In April of this year, novelist Arundhati Roy counselled that “the pandemic is a portal”. “Unlike the flow of capital, this virus seeks proliferation, not profit, and has, therefore, inadvertently, to some extent, reversed the direction of the flow. Whatever it is, coronavirus has made the mighty kneel and brought the world to a halt like nothing else could. Our minds are still racing back and forth, longing for a return to “normality”, trying to stitch our future to our past and refusing to acknowledge the rupture. But the rupture exists. In the midst of this terrible despair, it offers us a chance to rethink the doomsday machine we have built for ourselves. Nothing could be worse than a return to normality. Historically, pandemics have forced humans to break with the past and imagine their world anew. This one is no different. It is a portal, a gateway between one world and the next.” 

The first wave of lockdown restrictions in March of this year saw the government implementing a ban on evictions and a rent freeze, along with the need to limit close contacts exposing the unsafe nature of co-living. Literally overnight, what once was deemed unconstitutional and inherent, was entirely possible when the political will existed. The gentrification of areas such as the Liberties serve only to further expose the brutal reality of the Dublin housing market, rather than contribute meaningfully to solving it. The erosion of community spaces and local heritage continues to be seen only as collateral damage and not as long-lasting and damaging consequences of gentrification. However, community organisation, as supported by the interviewees above, is cause for hope and can serve as a way to break with the past, and not only imagine something anew, but to build it.

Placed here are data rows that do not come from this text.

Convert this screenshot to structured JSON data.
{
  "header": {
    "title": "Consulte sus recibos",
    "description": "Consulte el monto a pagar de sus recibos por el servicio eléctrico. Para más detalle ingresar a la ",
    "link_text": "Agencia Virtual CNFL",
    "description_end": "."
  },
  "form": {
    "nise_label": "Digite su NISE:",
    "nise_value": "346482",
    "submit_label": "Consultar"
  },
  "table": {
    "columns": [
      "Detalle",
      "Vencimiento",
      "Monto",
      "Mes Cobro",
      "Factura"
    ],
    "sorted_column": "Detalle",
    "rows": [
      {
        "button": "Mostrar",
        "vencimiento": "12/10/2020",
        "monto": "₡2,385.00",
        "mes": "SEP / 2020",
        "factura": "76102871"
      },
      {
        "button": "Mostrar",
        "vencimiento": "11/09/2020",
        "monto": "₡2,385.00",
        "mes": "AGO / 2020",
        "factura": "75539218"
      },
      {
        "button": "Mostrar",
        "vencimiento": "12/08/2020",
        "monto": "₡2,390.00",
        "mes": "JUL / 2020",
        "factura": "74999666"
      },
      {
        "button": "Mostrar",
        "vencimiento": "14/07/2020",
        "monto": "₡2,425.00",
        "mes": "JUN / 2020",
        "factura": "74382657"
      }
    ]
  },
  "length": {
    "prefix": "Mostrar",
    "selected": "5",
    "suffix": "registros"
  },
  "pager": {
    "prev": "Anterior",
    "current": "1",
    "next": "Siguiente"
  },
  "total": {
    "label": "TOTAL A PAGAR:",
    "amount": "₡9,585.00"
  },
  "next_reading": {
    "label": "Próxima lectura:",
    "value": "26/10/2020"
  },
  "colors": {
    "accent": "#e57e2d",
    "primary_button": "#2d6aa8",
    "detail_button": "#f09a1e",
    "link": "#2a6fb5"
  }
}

Grace Gageby

Grace Gageby is the Deputy Comment Editor for Trinity News and studies English and Philosophy.